Crossing Creeks and Ditches

​​​Creeks and ditches are a common failure point for wallaby fences. Avoid difficult crossings if possible


a fence built across a creek with large pipes below to allow flooding and water to pass through

If flaps are fitted to this pipe wallabies will not be able to pass through. The gate is top swung to open incase of a big flood. This crossing provides access along the fence.

picture of a fence post next to a creek. The mesh spanning the creek has been loosly fixed to the post so that if the creek floods only the portion of mesh spanning the creek will be damaged and can easily be repaired

A separate section of mesh across a creek has been loosely stapled to a wooden post. This allows that section of fence to break away if debris builds up in a flood.

picture of shade cloth spanning a creek. The creek is flowing under the cloth and the cloth is attached to the fence on either side of the creek

Shade Cloth can be an effective option where the creek flows out of the protected area. It then flows under the apron of the cloth. The cloth must be much wider than the gap in the fence to give enough coverage.
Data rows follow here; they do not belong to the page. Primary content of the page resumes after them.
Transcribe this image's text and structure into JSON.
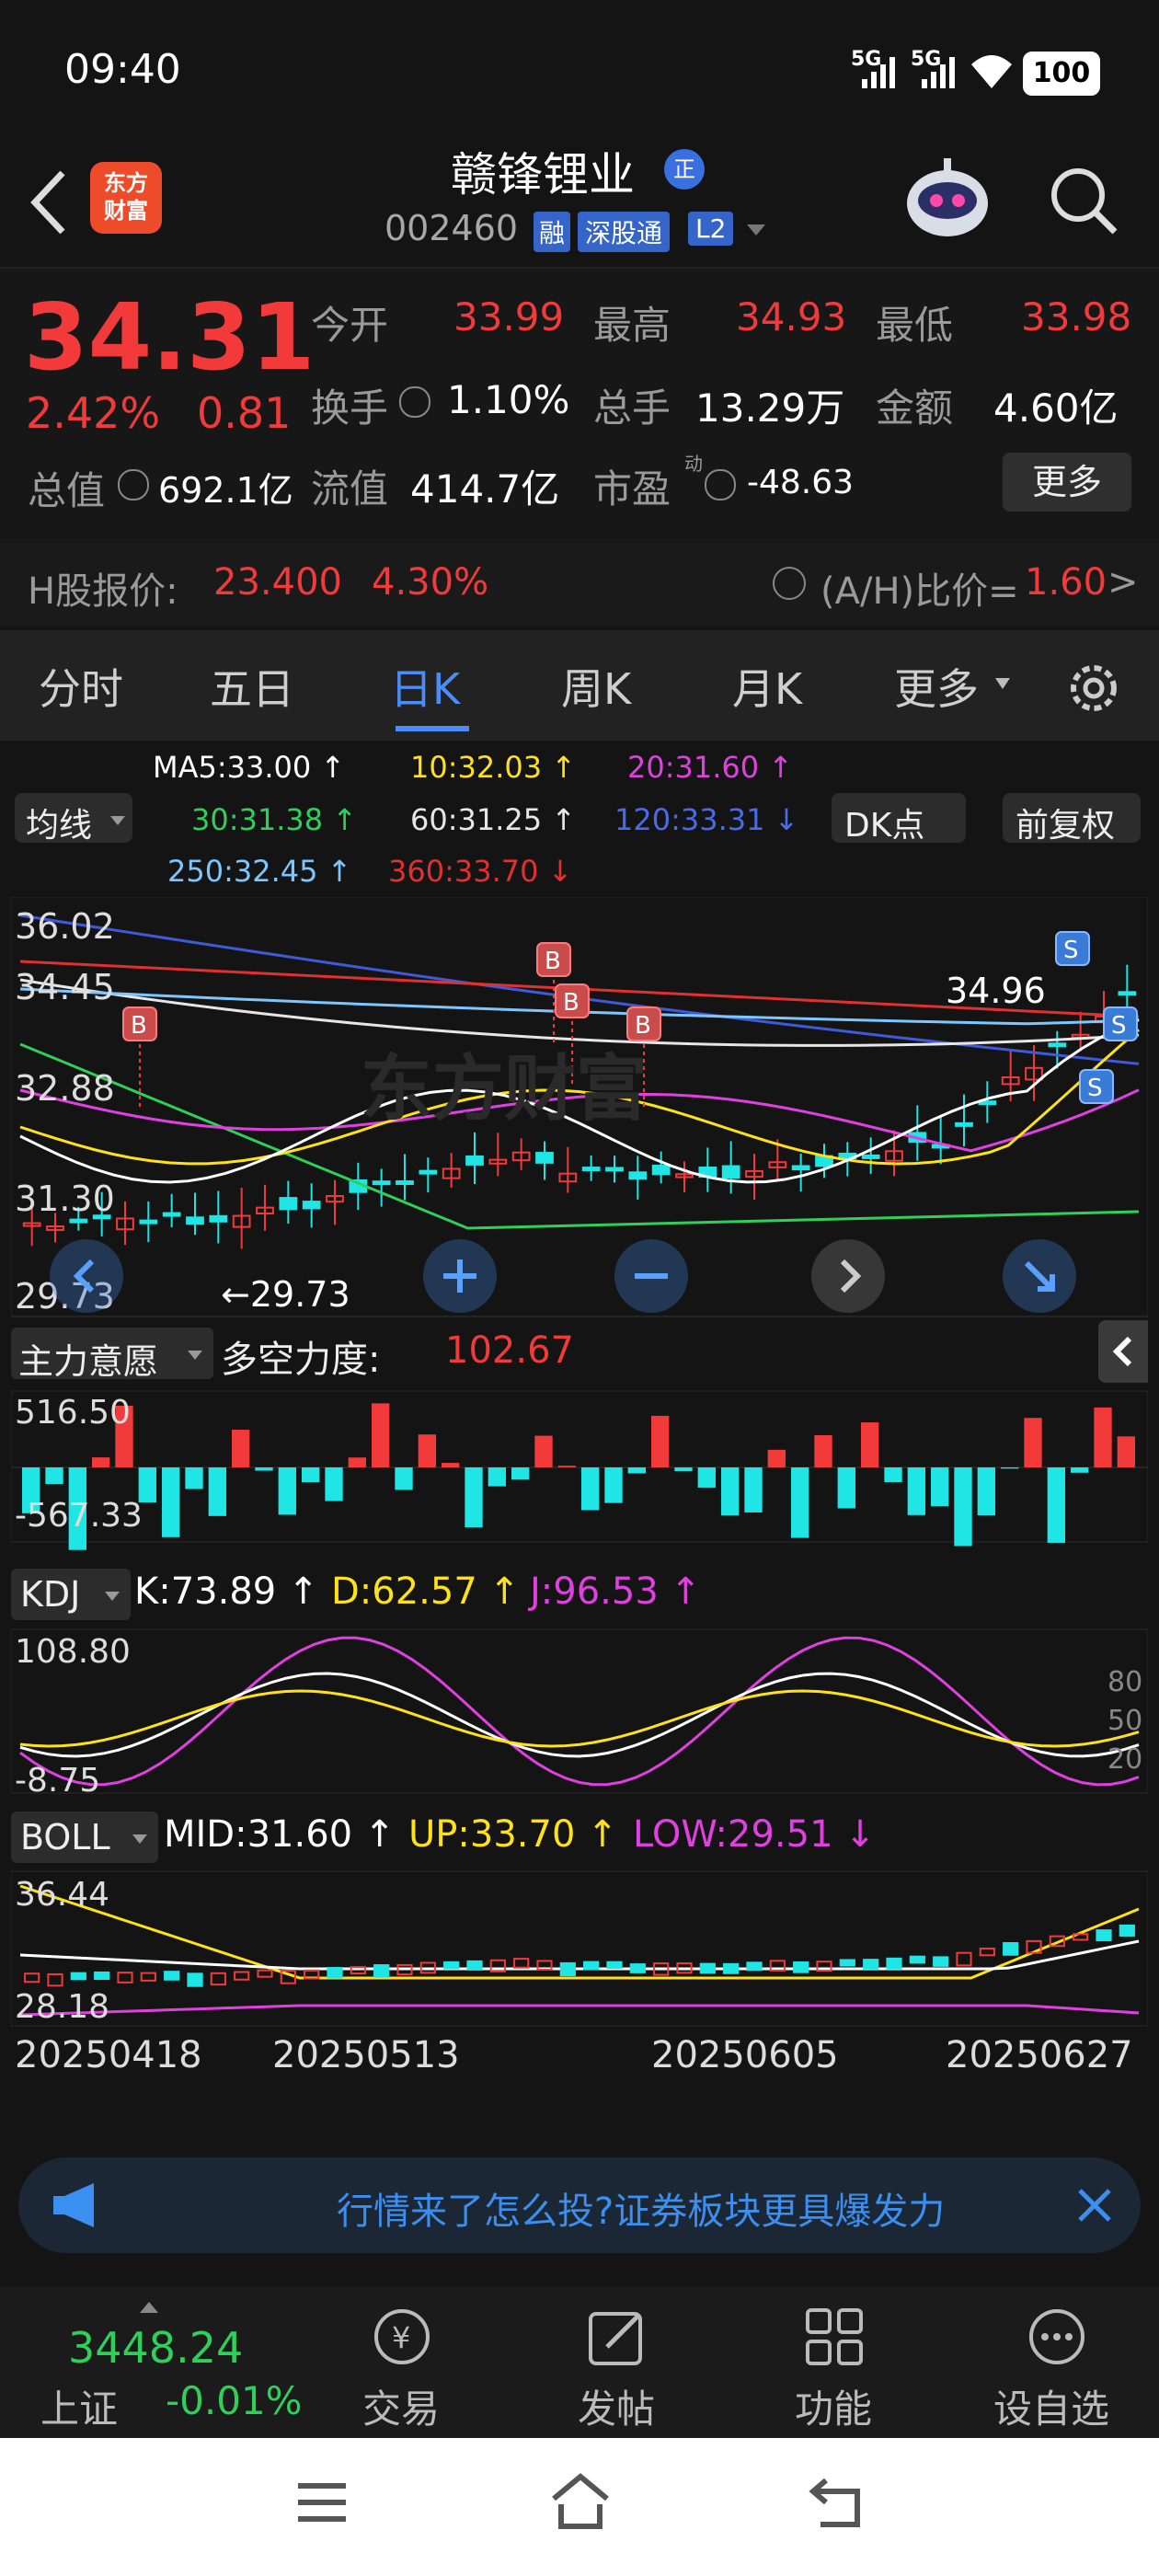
{
  "status": {
    "time": "09:40",
    "battery": "100",
    "net1": "5G",
    "net2": "5G"
  },
  "header": {
    "logo": "东方\n财富",
    "stock_name": "赣锋锂业",
    "badge": "正",
    "code": "002460",
    "tag_rong": "融",
    "tag_sgt": "深股通",
    "tag_l2": "L2"
  },
  "quote": {
    "price": "34.31",
    "pct": "2.42%",
    "chg": "0.81",
    "open_label": "今开",
    "open": "33.99",
    "high_label": "最高",
    "high": "34.93",
    "low_label": "最低",
    "low": "33.98",
    "turnover_label": "换手",
    "turnover": "1.10%",
    "vol_label": "总手",
    "vol": "13.29万",
    "amt_label": "金额",
    "amt": "4.60亿",
    "mcap_label": "总值",
    "mcap": "692.1亿",
    "float_label": "流值",
    "float": "414.7亿",
    "pe_label": "市盈",
    "pe_sup": "动",
    "pe": "-48.63",
    "more": "更多"
  },
  "hshare": {
    "label": "H股报价:",
    "price": "23.400",
    "pct": "4.30%",
    "ah_label": "(A/H)比价=",
    "ah": "1.60",
    "arrow": ">"
  },
  "tabs": [
    "分时",
    "五日",
    "日K",
    "周K",
    "月K",
    "更多"
  ],
  "ma": {
    "selector": "均线",
    "dk": "DK点",
    "fq": "前复权",
    "ma5": "MA5:33.00 ↑",
    "ma10": "10:32.03 ↑",
    "ma20": "20:31.60 ↑",
    "ma30": "30:31.38 ↑",
    "ma60": "60:31.25 ↑",
    "ma120": "120:33.31 ↓",
    "ma250": "250:32.45 ↑",
    "ma360": "360:33.70 ↓"
  },
  "kline": {
    "y1": "36.02",
    "y2": "34.45",
    "y3": "32.88",
    "y4": "31.30",
    "y5": "29.73",
    "hi_note": "34.96",
    "lo_note": "←29.73",
    "watermark": "东方财富"
  },
  "zl": {
    "selector": "主力意愿",
    "label": "多空力度:",
    "value": "102.67",
    "top": "516.50",
    "bottom": "-567.33"
  },
  "kdj": {
    "selector": "KDJ",
    "k": "K:73.89 ↑",
    "d": "D:62.57 ↑",
    "j": "J:96.53 ↑",
    "top": "108.80",
    "bottom": "-8.75",
    "r80": "80",
    "r50": "50",
    "r20": "20"
  },
  "boll": {
    "selector": "BOLL",
    "mid": "MID:31.60 ↑",
    "up": "UP:33.70 ↑",
    "low": "LOW:29.51 ↓",
    "top": "36.44",
    "bottom": "28.18"
  },
  "dates": [
    "20250418",
    "20250513",
    "20250605",
    "20250627"
  ],
  "banner": {
    "text": "行情来了怎么投?证券板块更具爆发力"
  },
  "bottom": {
    "index_value": "3448.24",
    "index_name": "上证",
    "index_pct": "-0.01%",
    "trade": "交易",
    "post": "发帖",
    "func": "功能",
    "watch": "设自选"
  },
  "colors": {
    "up": "#f23a3a",
    "down": "#1fe5e5",
    "accent": "#3a8ff0",
    "ma5": "#ffffff",
    "ma10": "#ffe11a",
    "ma20": "#e040e0",
    "ma30": "#2fd05a",
    "ma120": "#3f5ad8",
    "ma250": "#7cc7ff",
    "ma360": "#e03030"
  }
}
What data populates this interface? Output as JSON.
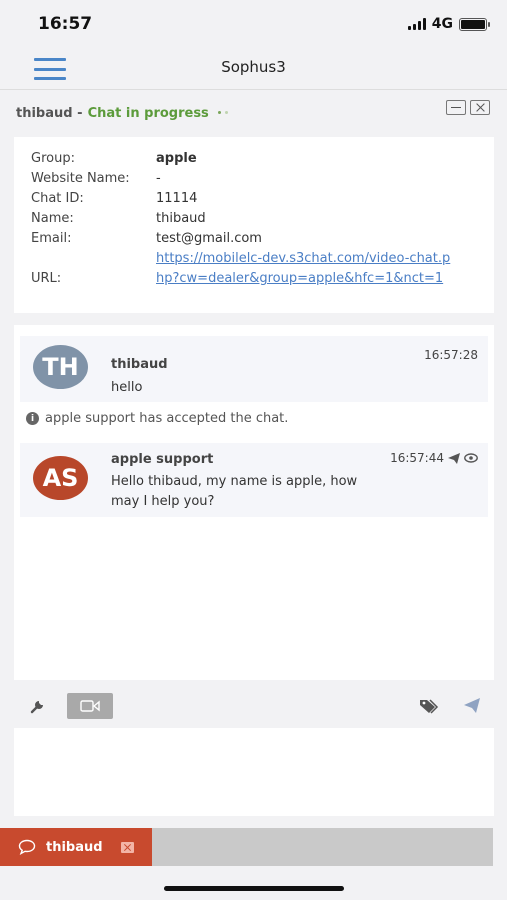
{
  "status_bar": {
    "time": "16:57",
    "network": "4G"
  },
  "app": {
    "title": "Sophus3"
  },
  "chat_header": {
    "visitor": "thibaud -",
    "status": "Chat in progress"
  },
  "info": {
    "rows": [
      {
        "label": "Group:",
        "value": "apple"
      },
      {
        "label": "Website Name:",
        "value": "-"
      },
      {
        "label": "Chat ID:",
        "value": "11114"
      },
      {
        "label": "Name:",
        "value": "thibaud"
      },
      {
        "label": "Email:",
        "value": "test@gmail.com"
      },
      {
        "label": "URL:",
        "value": "https://mobilelc-dev.s3chat.com/video-chat.php?cw=dealer&group=apple&hfc=1&nct=1"
      }
    ]
  },
  "messages": [
    {
      "initials": "TH",
      "sender": "thibaud",
      "time": "16:57:28",
      "text": "hello"
    },
    {
      "initials": "AS",
      "sender": "apple support",
      "time": "16:57:44",
      "text": "Hello thibaud, my name is apple, how may I help you?"
    }
  ],
  "system_message": "apple support has accepted the chat.",
  "compose": {
    "placeholder": ""
  },
  "bottom_tab": {
    "name": "thibaud"
  },
  "colors": {
    "accent_green": "#5c9b3b",
    "tab_red": "#c84a2e",
    "link_blue": "#4a7ec5",
    "menu_blue": "#4a86c8"
  },
  "icons": [
    "signal-icon",
    "battery-icon",
    "menu-icon",
    "minimize-icon",
    "close-icon",
    "info-icon",
    "sent-icon",
    "seen-icon",
    "wrench-icon",
    "video-icon",
    "tag-icon",
    "send-icon",
    "chat-bubble-icon"
  ]
}
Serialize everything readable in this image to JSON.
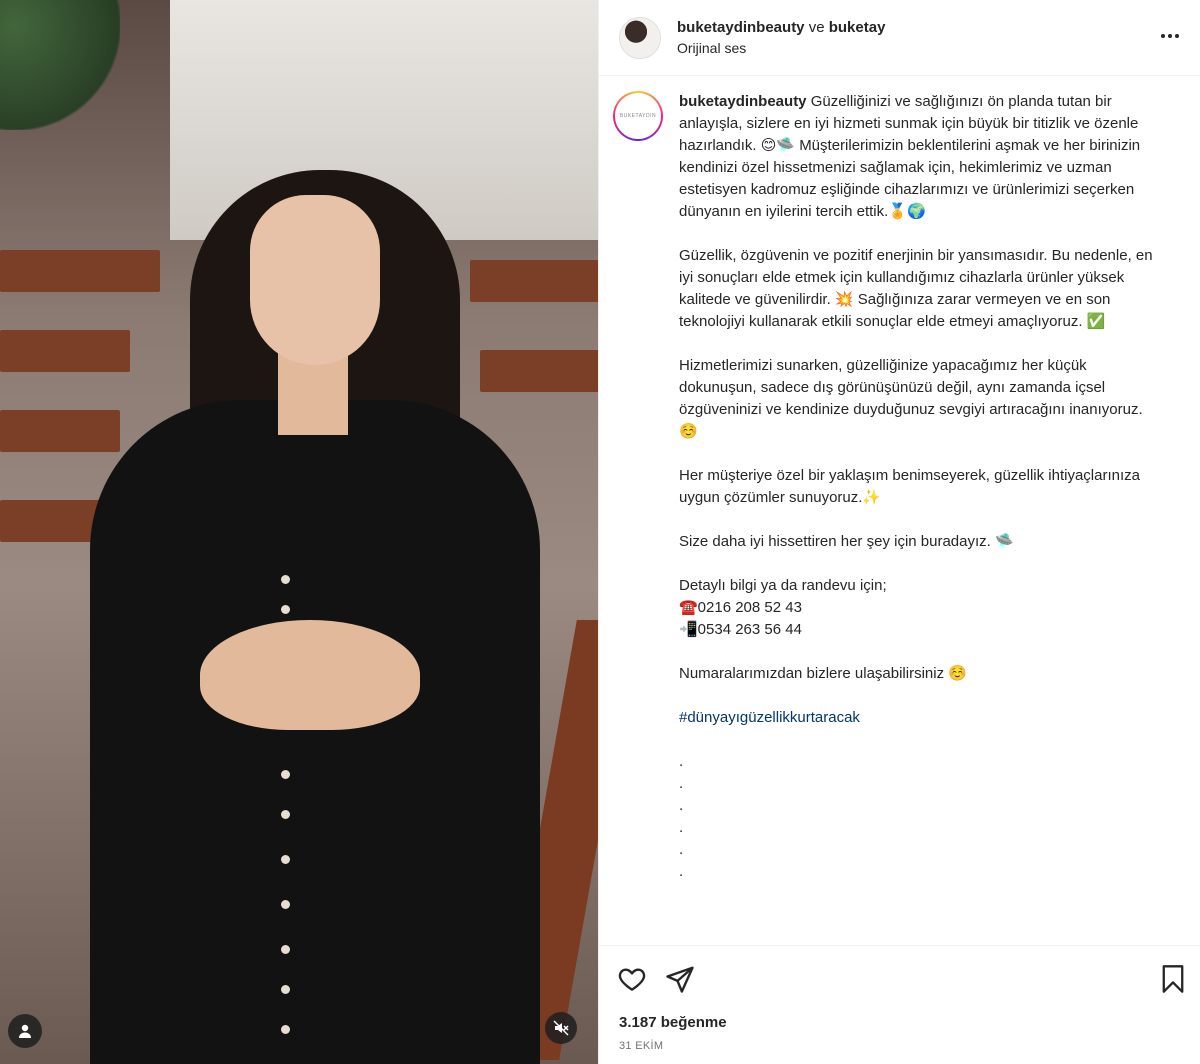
{
  "header": {
    "username": "buketaydinbeauty",
    "conjunction": "ve",
    "collaborator": "buketay",
    "audio": "Orijinal ses",
    "more_icon": "more-horizontal-icon"
  },
  "caption": {
    "username": "buketaydinbeauty",
    "p1": "Güzelliğinizi ve sağlığınızı ön planda tutan bir anlayışla, sizlere en iyi hizmeti sunmak için büyük bir titizlik ve özenle hazırlandık. 😊🛸 Müşterilerimizin beklentilerini aşmak ve her birinizin kendinizi özel hissetmenizi sağlamak için, hekimlerimiz ve uzman estetisyen kadromuz eşliğinde cihazlarımızı ve ürünlerimizi seçerken dünyanın en iyilerini tercih ettik.🏅🌍",
    "p2": "Güzellik, özgüvenin ve pozitif enerjinin bir yansımasıdır. Bu nedenle, en iyi sonuçları elde etmek için kullandığımız cihazlarla ürünler yüksek kalitede ve güvenilirdir. 💥 Sağlığınıza zarar vermeyen ve en son teknolojiyi kullanarak etkili sonuçlar elde etmeyi amaçlıyoruz. ✅",
    "p3": "Hizmetlerimizi sunarken, güzelliğinize yapacağımız her küçük dokunuşun, sadece dış görünüşünüzü değil, aynı zamanda içsel özgüveninizi ve kendinize duyduğunuz sevgiyi artıracağını inanıyoruz. ☺️",
    "p4": "Her müşteriye özel bir yaklaşım benimseyerek, güzellik ihtiyaçlarınıza uygun çözümler sunuyoruz.✨",
    "p5": "Size daha iyi hissettiren her şey için buradayız. 🛸",
    "contact_title": "Detaylı bilgi ya da randevu için;",
    "phone1": "☎️0216 208 52 43",
    "phone2": "📲0534 263 56 44",
    "p7": "Numaralarımızdan bizlere ulaşabilirsiniz ☺️",
    "hashtag": "#dünyayıgüzellikkurtaracak",
    "dots": [
      ".",
      ".",
      ".",
      ".",
      ".",
      "."
    ]
  },
  "actions": {
    "likes": "3.187 beğenme",
    "date": "31 EKİM"
  },
  "colors": {
    "hashtag": "#00376b",
    "text": "#262626",
    "muted": "#737373",
    "divider": "#efefef"
  }
}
picture of a creek in flood with the shade cloth above letting the water through

Make sure you cut the shade cloth so that you can maintain a wide footer/apron. When the creek is low hold down the footer/apron with wood. Wood and cloth floats when the creek floods. Where the water flows out of the protected area wallabies outside the fence stand on the apron. Motion sensing cameras have shown wallabies not being able to find their way through shadecloth from the other side.

Picture of specially designed hooks attaching mesh to fence posts in a creek

When the water pressure is high enough this wire hook lets go. This allows the weld-mesh stapled to the log to lay flat while the fence mesh lifts. Water and debris can then pass through.

picture of a farmer showing his creek fencing design. The is mesh stapled to a big log embedded in the creek bed. The mesh spans the creek horizontally

This design survived lots of debris during the floods of 2016. The narrow strip of mesh stapled to the log in the creek bed prevents gaps and allows low water flows to pass through.

picture of a wallaby fence spanning a creek that has a section of tin attached which acts as a flap to let flood water and debris through

Cable attached to the top of the fence posts allows the posts to be wide apart reducing​ the risk of damage from floating logs. The tin attached to the mesh causes the mesh to lift to the top of the water reducing risk of wood being hooked in the mesh.

picture of a fence spanning a creek

Best design yet using Layflat mesh attached to the ground with free standing steel posts to allow progressive collapse. The upper mesh is the main fence which is out of flood reach.

good example of a wallaby fence spanning a creek

The lower, sacrifice mesh, is attached to ground & free at top to collapse under water flow if blocked by debris. It is easy to replace this short section of mesh if it gets damaged or washed away.

good example of a wallaby fence spanning a creek

Lower mesh attached only to steel posts and the ground. The main mesh/fence could also stop either side of the waterway.


picture of a fence built across a creek bed with mesh reinforced with steel pegs

Fixed mesh like this across creeks waterways means that over 50 metres of fenceline will be severely damaged if the mesh becomes blocked with debris during a flood.

the fence pictured has a wooden swinging base across the creek to allow flood water and debris to flow underneath

Elaborate structures don’t guarantee a sealed wallaby fence. The fence pictured was jammed open by a piece of debris.

image of a wooden fence attached to a wallaby fence spanning a creek

Building structures in creeks may result in turbulence and erosion around the structure. This causes gaps which wallabies can pass through.​

picture of swining pallet flaps attached to chains spanning a creek

Flood gates like this are for sheep. Wallabies go through much smaller gaps than sheep.

photo of a pipe/culvert running under a wallaby fence. The photo shows animal tracks leading into the pipe

Animals are going through this pipe to the other side of a wallaby fence. Pipes need a flap over the bottom end. If the pipes over-fill the fence is still at risk in a big flood.